### INSTRUCTIONS TO FOLLOW
Restate the records below word for word.

### DATA EXTRACTS
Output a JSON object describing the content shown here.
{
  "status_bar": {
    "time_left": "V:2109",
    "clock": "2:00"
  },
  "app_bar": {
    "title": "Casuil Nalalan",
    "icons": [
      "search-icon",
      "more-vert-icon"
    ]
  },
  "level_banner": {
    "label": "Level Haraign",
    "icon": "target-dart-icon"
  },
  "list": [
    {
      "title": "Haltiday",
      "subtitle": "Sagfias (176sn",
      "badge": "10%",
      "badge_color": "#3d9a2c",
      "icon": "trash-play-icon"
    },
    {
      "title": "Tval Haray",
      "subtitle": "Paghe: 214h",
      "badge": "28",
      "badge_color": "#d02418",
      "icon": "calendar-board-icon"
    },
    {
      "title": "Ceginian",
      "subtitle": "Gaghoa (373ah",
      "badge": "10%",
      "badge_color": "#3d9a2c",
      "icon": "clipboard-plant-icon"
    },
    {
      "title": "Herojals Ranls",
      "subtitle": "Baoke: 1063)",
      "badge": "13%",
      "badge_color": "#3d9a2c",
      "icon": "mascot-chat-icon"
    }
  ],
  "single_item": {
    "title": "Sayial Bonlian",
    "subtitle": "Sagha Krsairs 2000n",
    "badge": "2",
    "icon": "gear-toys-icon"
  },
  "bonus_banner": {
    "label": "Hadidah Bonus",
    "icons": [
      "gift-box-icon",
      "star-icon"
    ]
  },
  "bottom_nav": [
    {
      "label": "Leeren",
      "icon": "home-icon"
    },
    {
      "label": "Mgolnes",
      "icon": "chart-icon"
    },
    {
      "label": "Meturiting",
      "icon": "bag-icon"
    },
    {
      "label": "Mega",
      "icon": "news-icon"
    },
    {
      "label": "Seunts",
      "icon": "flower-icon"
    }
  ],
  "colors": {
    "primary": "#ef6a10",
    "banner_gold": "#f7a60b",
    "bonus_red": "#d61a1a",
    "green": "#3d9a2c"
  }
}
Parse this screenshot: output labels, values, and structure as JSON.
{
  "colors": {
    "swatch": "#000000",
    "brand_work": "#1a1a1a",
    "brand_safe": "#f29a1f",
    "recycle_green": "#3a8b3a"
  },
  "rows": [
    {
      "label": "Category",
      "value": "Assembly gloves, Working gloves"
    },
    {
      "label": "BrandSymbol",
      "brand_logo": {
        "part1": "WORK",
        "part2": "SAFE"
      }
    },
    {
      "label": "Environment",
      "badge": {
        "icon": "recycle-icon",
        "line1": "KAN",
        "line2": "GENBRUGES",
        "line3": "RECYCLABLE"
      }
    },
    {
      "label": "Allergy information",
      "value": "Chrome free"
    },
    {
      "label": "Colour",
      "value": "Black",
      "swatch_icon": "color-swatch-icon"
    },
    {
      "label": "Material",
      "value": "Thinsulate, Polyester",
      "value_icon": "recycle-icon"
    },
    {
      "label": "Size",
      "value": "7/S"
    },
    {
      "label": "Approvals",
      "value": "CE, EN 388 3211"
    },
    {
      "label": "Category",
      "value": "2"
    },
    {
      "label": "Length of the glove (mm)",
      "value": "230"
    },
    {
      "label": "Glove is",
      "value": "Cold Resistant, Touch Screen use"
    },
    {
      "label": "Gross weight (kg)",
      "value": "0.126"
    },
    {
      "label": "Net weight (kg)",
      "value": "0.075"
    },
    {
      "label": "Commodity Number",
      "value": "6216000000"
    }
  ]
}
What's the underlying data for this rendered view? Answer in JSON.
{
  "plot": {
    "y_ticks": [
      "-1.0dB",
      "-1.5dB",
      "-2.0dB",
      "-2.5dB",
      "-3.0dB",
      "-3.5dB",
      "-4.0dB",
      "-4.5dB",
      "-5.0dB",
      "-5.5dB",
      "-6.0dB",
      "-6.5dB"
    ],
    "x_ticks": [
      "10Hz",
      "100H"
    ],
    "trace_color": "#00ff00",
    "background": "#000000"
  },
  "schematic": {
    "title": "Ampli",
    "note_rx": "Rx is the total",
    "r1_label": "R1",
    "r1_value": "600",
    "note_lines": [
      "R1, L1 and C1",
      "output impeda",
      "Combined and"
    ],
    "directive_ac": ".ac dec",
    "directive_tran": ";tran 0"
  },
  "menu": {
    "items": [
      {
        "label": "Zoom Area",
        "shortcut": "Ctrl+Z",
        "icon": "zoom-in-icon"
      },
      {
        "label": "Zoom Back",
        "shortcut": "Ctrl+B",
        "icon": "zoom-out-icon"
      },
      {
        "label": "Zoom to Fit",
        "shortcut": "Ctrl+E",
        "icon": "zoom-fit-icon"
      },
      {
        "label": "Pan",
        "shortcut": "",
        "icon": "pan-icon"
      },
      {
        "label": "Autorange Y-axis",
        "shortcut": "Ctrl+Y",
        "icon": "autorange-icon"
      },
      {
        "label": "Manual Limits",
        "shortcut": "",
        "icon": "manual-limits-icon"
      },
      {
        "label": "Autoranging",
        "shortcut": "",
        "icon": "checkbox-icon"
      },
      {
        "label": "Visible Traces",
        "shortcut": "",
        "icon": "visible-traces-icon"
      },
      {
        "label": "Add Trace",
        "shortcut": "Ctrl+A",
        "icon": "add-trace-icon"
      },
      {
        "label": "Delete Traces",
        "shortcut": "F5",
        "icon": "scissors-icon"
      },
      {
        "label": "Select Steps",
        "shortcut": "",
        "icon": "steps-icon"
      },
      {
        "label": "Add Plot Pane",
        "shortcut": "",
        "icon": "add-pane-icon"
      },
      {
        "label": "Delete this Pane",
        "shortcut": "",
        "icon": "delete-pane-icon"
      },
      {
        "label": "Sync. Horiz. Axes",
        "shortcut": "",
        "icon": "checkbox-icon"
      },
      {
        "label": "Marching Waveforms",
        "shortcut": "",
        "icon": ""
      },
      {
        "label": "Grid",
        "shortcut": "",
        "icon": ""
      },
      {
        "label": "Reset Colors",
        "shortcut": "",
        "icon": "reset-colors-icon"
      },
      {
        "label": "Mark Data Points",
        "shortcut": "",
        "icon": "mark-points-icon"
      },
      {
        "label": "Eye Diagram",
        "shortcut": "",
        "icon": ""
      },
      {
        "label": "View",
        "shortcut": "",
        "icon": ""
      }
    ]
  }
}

### RESPONSE TO THE TASK
Output a JSON object describing the content shown here.
{
  "status_bar": {
    "time_left": "V:2109",
    "clock": "2:00"
  },
  "app_bar": {
    "title": "Casuil Nalalan",
    "icons": [
      "search-icon",
      "more-vert-icon"
    ]
  },
  "level_banner": {
    "label": "Level Haraign",
    "icon": "target-dart-icon"
  },
  "list": [
    {
      "title": "Haltiday",
      "subtitle": "Sagfias (176sn",
      "badge": "10%",
      "badge_color": "#3d9a2c",
      "icon": "trash-play-icon"
    },
    {
      "title": "Tval Haray",
      "subtitle": "Paghe: 214h",
      "badge": "28",
      "badge_color": "#d02418",
      "icon": "calendar-board-icon"
    },
    {
      "title": "Ceginian",
      "subtitle": "Gaghoa (373ah",
      "badge": "10%",
      "badge_color": "#3d9a2c",
      "icon": "clipboard-plant-icon"
    },
    {
      "title": "Herojals Ranls",
      "subtitle": "Baoke: 1063)",
      "badge": "13%",
      "badge_color": "#3d9a2c",
      "icon": "mascot-chat-icon"
    }
  ],
  "single_item": {
    "title": "Sayial Bonlian",
    "subtitle": "Sagha Krsairs 2000n",
    "badge": "2",
    "icon": "gear-toys-icon"
  },
  "bonus_banner": {
    "label": "Hadidah Bonus",
    "icons": [
      "gift-box-icon",
      "star-icon"
    ]
  },
  "bottom_nav": [
    {
      "label": "Leeren",
      "icon": "home-icon"
    },
    {
      "label": "Mgolnes",
      "icon": "chart-icon"
    },
    {
      "label": "Meturiting",
      "icon": "bag-icon"
    },
    {
      "label": "Mega",
      "icon": "news-icon"
    },
    {
      "label": "Seunts",
      "icon": "flower-icon"
    }
  ],
  "colors": {
    "primary": "#ef6a10",
    "banner_gold": "#f7a60b",
    "bonus_red": "#d61a1a",
    "green": "#3d9a2c"
  }
}
Parse this screenshot: output labels, values, and structure as JSON.
{
  "colors": {
    "swatch": "#000000",
    "brand_work": "#1a1a1a",
    "brand_safe": "#f29a1f",
    "recycle_green": "#3a8b3a"
  },
  "rows": [
    {
      "label": "Category",
      "value": "Assembly gloves, Working gloves"
    },
    {
      "label": "BrandSymbol",
      "brand_logo": {
        "part1": "WORK",
        "part2": "SAFE"
      }
    },
    {
      "label": "Environment",
      "badge": {
        "icon": "recycle-icon",
        "line1": "KAN",
        "line2": "GENBRUGES",
        "line3": "RECYCLABLE"
      }
    },
    {
      "label": "Allergy information",
      "value": "Chrome free"
    },
    {
      "label": "Colour",
      "value": "Black",
      "swatch_icon": "color-swatch-icon"
    },
    {
      "label": "Material",
      "value": "Thinsulate, Polyester",
      "value_icon": "recycle-icon"
    },
    {
      "label": "Size",
      "value": "7/S"
    },
    {
      "label": "Approvals",
      "value": "CE, EN 388 3211"
    },
    {
      "label": "Category",
      "value": "2"
    },
    {
      "label": "Length of the glove (mm)",
      "value": "230"
    },
    {
      "label": "Glove is",
      "value": "Cold Resistant, Touch Screen use"
    },
    {
      "label": "Gross weight (kg)",
      "value": "0.126"
    },
    {
      "label": "Net weight (kg)",
      "value": "0.075"
    },
    {
      "label": "Commodity Number",
      "value": "6216000000"
    }
  ]
}
What's the underlying data for this rendered view? Answer in JSON.
{
  "plot": {
    "y_ticks": [
      "-1.0dB",
      "-1.5dB",
      "-2.0dB",
      "-2.5dB",
      "-3.0dB",
      "-3.5dB",
      "-4.0dB",
      "-4.5dB",
      "-5.0dB",
      "-5.5dB",
      "-6.0dB",
      "-6.5dB"
    ],
    "x_ticks": [
      "10Hz",
      "100H"
    ],
    "trace_color": "#00ff00",
    "background": "#000000"
  },
  "schematic": {
    "title": "Ampli",
    "note_rx": "Rx is the total",
    "r1_label": "R1",
    "r1_value": "600",
    "note_lines": [
      "R1, L1 and C1",
      "output impeda",
      "Combined and"
    ],
    "directive_ac": ".ac dec",
    "directive_tran": ";tran 0"
  },
  "menu": {
    "items": [
      {
        "label": "Zoom Area",
        "shortcut": "Ctrl+Z",
        "icon": "zoom-in-icon"
      },
      {
        "label": "Zoom Back",
        "shortcut": "Ctrl+B",
        "icon": "zoom-out-icon"
      },
      {
        "label": "Zoom to Fit",
        "shortcut": "Ctrl+E",
        "icon": "zoom-fit-icon"
      },
      {
        "label": "Pan",
        "shortcut": "",
        "icon": "pan-icon"
      },
      {
        "label": "Autorange Y-axis",
        "shortcut": "Ctrl+Y",
        "icon": "autorange-icon"
      },
      {
        "label": "Manual Limits",
        "shortcut": "",
        "icon": "manual-limits-icon"
      },
      {
        "label": "Autoranging",
        "shortcut": "",
        "icon": "checkbox-icon"
      },
      {
        "label": "Visible Traces",
        "shortcut": "",
        "icon": "visible-traces-icon"
      },
      {
        "label": "Add Trace",
        "shortcut": "Ctrl+A",
        "icon": "add-trace-icon"
      },
      {
        "label": "Delete Traces",
        "shortcut": "F5",
        "icon": "scissors-icon"
      },
      {
        "label": "Select Steps",
        "shortcut": "",
        "icon": "steps-icon"
      },
      {
        "label": "Add Plot Pane",
        "shortcut": "",
        "icon": "add-pane-icon"
      },
      {
        "label": "Delete this Pane",
        "shortcut": "",
        "icon": "delete-pane-icon"
      },
      {
        "label": "Sync. Horiz. Axes",
        "shortcut": "",
        "icon": "checkbox-icon"
      },
      {
        "label": "Marching Waveforms",
        "shortcut": "",
        "icon": ""
      },
      {
        "label": "Grid",
        "shortcut": "",
        "icon": ""
      },
      {
        "label": "Reset Colors",
        "shortcut": "",
        "icon": "reset-colors-icon"
      },
      {
        "label": "Mark Data Points",
        "shortcut": "",
        "icon": "mark-points-icon"
      },
      {
        "label": "Eye Diagram",
        "shortcut": "",
        "icon": ""
      },
      {
        "label": "View",
        "shortcut": "",
        "icon": ""
      }
    ]
  }
}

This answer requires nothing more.